# Excerpted data
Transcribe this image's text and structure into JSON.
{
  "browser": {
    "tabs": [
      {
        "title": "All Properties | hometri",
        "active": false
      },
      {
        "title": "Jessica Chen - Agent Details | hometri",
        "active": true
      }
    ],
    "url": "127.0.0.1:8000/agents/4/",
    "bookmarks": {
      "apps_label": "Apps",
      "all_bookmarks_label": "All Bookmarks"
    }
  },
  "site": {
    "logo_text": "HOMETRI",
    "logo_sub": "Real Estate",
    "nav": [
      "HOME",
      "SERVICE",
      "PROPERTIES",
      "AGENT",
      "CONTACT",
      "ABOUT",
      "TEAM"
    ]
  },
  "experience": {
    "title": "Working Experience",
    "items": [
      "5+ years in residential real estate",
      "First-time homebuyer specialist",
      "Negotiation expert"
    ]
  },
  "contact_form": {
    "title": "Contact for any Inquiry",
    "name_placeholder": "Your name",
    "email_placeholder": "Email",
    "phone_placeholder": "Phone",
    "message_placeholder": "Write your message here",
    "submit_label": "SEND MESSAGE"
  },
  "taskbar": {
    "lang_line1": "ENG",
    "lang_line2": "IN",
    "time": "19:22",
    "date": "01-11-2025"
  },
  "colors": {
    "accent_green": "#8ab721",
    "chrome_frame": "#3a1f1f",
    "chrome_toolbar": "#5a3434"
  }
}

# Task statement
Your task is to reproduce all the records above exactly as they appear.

# Answer to this task
Transcribe this image's text and structure into JSON.
{
  "browser": {
    "tabs": [
      {
        "title": "All Properties | hometri",
        "active": false
      },
      {
        "title": "Jessica Chen - Agent Details | hometri",
        "active": true
      }
    ],
    "url": "127.0.0.1:8000/agents/4/",
    "bookmarks": {
      "apps_label": "Apps",
      "all_bookmarks_label": "All Bookmarks"
    }
  },
  "site": {
    "logo_text": "HOMETRI",
    "logo_sub": "Real Estate",
    "nav": [
      "HOME",
      "SERVICE",
      "PROPERTIES",
      "AGENT",
      "CONTACT",
      "ABOUT",
      "TEAM"
    ]
  },
  "experience": {
    "title": "Working Experience",
    "items": [
      "5+ years in residential real estate",
      "First-time homebuyer specialist",
      "Negotiation expert"
    ]
  },
  "contact_form": {
    "title": "Contact for any Inquiry",
    "name_placeholder": "Your name",
    "email_placeholder": "Email",
    "phone_placeholder": "Phone",
    "message_placeholder": "Write your message here",
    "submit_label": "SEND MESSAGE"
  },
  "taskbar": {
    "lang_line1": "ENG",
    "lang_line2": "IN",
    "time": "19:22",
    "date": "01-11-2025"
  },
  "colors": {
    "accent_green": "#8ab721",
    "chrome_frame": "#3a1f1f",
    "chrome_toolbar": "#5a3434"
  }
}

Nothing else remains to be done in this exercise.